Source: Institute of African Studies Research Review 26, pp 61 –80 (2010)More Less
In Sub-Saharan Africa sex is nearly a taboo subject, although in this region HIV is mostly transmitted through the expression of sexuality. Given this, our study aimed primarily at opening up communication on sexuality and to garner sexuality-related information that have implications for HIV and AIDS.
Eighty-one qualitative interviews were conducted across all ecological zones of Ghana. This paper teases out the findings on the aged and the physically challenged. All the respondents indicated that sexual activity amongst the aged is normal and acceptable, and all but one of them approved of having multiple sexual partners for males, but not for females.

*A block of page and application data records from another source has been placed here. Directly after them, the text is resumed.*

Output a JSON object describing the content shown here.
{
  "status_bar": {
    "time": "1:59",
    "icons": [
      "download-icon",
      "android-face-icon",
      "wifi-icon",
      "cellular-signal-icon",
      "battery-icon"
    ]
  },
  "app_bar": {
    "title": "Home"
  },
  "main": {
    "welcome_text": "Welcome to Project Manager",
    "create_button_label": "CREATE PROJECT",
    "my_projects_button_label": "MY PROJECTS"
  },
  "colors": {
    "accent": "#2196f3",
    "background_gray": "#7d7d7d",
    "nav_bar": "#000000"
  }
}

Similarly, all the respondents expected people with disabilities to express their sexuality by having sexual intercourse and marrying, although people with disabilities are discriminated against when it comes to choosing their sexual partners. Our findings have implications for the spread of HIV and AIDS heterosexually.
Source: Institute of African Studies Research Review 26, pp 81 –112 (2010)More Less
Northern Ghana has remained the poorest part of the country. The gains from macro-economic adjustment seem to have impacted minimally on the landscape as the area has the highest percentage of the people being poor. The dynamics of regional development have maintained an extractive tendency, siphoning labour to more resource-rich parts of the country. The data from the Ghana Living Standards Surveys provide ample justification for denoting northern Ghana a marginal area. The extent and depth of poverty in the area reflects its dire food insecurity position. Development policies are needed that enhance both agricultural production and greater participation of the poor in urban economic activities. It is argued that urbanisation and its associated spin-offs are necessary in order to achieve improved food security.
The influence of tourism activity on people's livelihoods in selected tourist centres in Ogun State, NigeriaAuthor K. Oyebisi BakareSource: Institute of African Studies Research Review 26, pp 113 –126 (2010)More Less
Tourism is not an isolated economic venture; it spreads over the spheres of all other sectors. The study examined the influence of tourism activity on people's livelihoods in selected tourist centres in Ogun State, Nigeria. The research was carried out in three purposively selected popular tourism centres in Ogun State. Data were collected with the distribution of a structured questionnaire to 150 respondents. The data were analysed using descriptive statistics (frequency and percentage) and inferential statistics (chi square). The findings revealed that the influence of tourism on people is enormous. Tourism has helped to generate income and livelihoods to people living around tourism host areas in Ogun State. It was also observed in the study that sex (X2=5.56, p>0.05) and educational qualifications (X2=2.71, p>0.05) were not significant to engaging in tourism based business. This makes it accessible to all and sundry in the tourism host communities, especially rural areas where illiteracy rate is high. A majority of the respondents in the study area, (Olumo rock 76.0%, Nasfat 54.0%, and RCCG 66.0%) acknowledged that their businesses fetch them high profit. Items/services mostly demanded in the study area were local souvenirs (31.4%), destination services (10.8%), food and drinks (31.7%), and other services (12.5%) which are all branded in Nigeria and can possibly improve the nation's economy at large. Based on the above findings, it is recommended that more tourism outlets need to be discovered and developed to accommodate more traders to emerge around tourism destinations.